Postcards from Maunakea: UH Hilo Deltasigs fraternity gives back to the environment

Members of the UH Hilo Lambda Psi Chapter spent a day last month with others from the community pulling invasive weeds on Maunakea.

By Lara Hughes.

Group stands with bags of weeds.
Members of UH Hilo fraternity join other members of the island community to help pull weeds on Maunakea. Here the volunteer group stands next to bags of invasive species they’ve collected on the mountain. Courtesy photos, click to enlarge.

Members of the University of Hawai‘i at Hilo Lambda Psi Chapter of Delta Sigma Pi gathered at the Office of Maunakea Management (OMKM) on campus one morning last month to start their field trip to help with invasive species removal on Maunakea. Delta Sigma Pi is a professional fraternity organized to foster the study of business in universities. A requirement of the fraternity is that members give back to the community through group service.

The group of 33 UH Hilo students and community members were present and poised to get their hands dirty at the 9,500 ft. elevation level. The trip marked the first volunteer effort of 2016 by the Lambda Psi Chapter Deltasigs. It was also the first invasive species eradication effort of the year offered by OMKM; the event was organized by Fritz Klasner, natural resource program manager, Amber Stillman, resource information specialist, and Darby Yogi, natural resource program assistant.

Volunteers stand for group photo.
Volunteers stand for group photo. The author of the story, Lara Hughes, is at far left.
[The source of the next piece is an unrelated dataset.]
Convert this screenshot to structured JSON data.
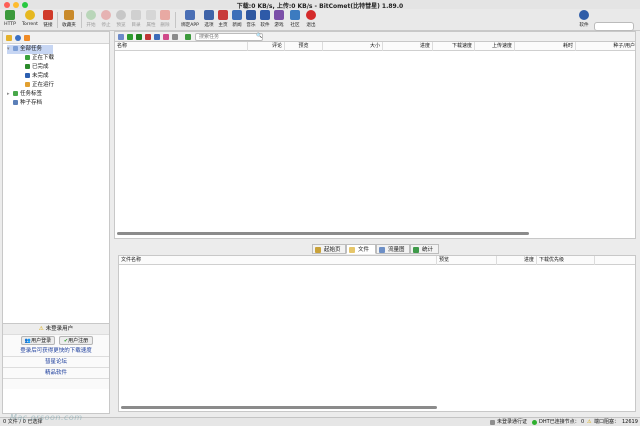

Double click to enlarge.

“Our overarching goal at the Office of Maunakea Management is to malama Maunakea,” says Stephanie Nagata, director of the office. “Taking care of 12,000 acres is a daunting task, but with collaborative community partnerships we can accomplish much.”

Van rides, water, tools and lunch were provided to the Deltasigs by OMKM, and the mountain scenery was free. The group arrived at Halepōhaku and Deltasigs Lara Hughes, Midori Matsuo and Nixon Jack were given gloves, tools and garbage bags before hitting the slopes near the Maunakea Visitor’s Center.

Fireweed
Fireweed, also called Madagascar ragwort (Senecio madagascariensis), on Maunakea at elevation 2,980m (9,775 ft). Introduced and highly invasive in Hawai‘i, the plant is native to southern Africa. Photo by Jim Morefield.

Invasive fire weed was the main target, and the Deltasigs were able to contribute four bags of weeds to the overall total of approximately 29 bags of invasive species of plants removed that day.

A tour was conducted for the volunteers by OMKM staff, and the group was able to view a series of native plant species including the māmane, ā‘wēowe‘o and majestic āhinahina or endangered Maunakea silversword.

A lunch buffet at Halepōhaku was accompanied by socializing and followed up with a presentation by Jessica Kirkpatrick, a UH Hilo graduate student from the tropical conservation and environmental science program, who now serves as resource management assistant at OMKM and spoke on the native arthropod population existing on Maunakea.

The group headed back down the mountain arriving in Hilo around 3:30 p.m.

For information about service events through the OMKM Natural Resources Program on Maunakea, visit the website and sign-up to receive emails.

Visit Lambda Psi on Facebook.

 

About the author of this story: Lara Hughes is a junior at UH Hilo majoring in business administration. She is a public information intern in the Office of the Chancellor. 

-Adapted from Lambda Psi e-newsletter.